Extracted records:
· · · ·
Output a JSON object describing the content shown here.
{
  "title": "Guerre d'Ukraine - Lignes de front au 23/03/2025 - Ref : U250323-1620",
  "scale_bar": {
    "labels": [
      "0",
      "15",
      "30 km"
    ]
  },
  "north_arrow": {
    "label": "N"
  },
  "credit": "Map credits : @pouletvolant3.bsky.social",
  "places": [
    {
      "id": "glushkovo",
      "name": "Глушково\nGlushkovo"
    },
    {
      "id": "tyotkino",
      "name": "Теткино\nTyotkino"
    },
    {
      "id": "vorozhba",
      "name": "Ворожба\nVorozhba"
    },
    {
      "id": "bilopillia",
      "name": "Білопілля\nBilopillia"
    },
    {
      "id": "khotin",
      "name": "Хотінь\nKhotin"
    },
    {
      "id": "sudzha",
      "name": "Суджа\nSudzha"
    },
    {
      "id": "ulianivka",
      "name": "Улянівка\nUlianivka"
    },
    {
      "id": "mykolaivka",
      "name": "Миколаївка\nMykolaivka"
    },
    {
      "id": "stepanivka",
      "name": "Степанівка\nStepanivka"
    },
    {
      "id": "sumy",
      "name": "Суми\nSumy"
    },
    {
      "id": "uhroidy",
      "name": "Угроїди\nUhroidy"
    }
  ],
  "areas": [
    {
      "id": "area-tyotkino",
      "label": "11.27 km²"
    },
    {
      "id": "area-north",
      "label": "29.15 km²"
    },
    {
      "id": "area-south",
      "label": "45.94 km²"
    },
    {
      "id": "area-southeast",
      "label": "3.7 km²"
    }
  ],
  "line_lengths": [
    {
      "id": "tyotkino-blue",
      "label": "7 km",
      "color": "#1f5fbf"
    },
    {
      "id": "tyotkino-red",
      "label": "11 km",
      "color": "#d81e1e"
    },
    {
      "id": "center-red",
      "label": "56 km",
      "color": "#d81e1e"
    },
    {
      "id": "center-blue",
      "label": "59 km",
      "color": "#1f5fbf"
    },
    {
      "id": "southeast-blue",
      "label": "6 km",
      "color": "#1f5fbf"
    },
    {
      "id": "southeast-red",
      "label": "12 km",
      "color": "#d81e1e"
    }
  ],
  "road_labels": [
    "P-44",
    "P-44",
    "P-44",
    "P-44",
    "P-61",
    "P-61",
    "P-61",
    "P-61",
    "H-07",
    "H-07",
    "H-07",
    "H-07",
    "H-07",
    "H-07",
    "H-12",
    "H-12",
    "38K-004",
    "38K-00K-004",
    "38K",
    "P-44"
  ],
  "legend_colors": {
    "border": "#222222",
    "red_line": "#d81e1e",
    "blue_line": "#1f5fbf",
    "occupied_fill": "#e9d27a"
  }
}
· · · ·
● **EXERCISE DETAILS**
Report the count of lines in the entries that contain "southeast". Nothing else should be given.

● **OUTPUT FOR THIS TASK**
3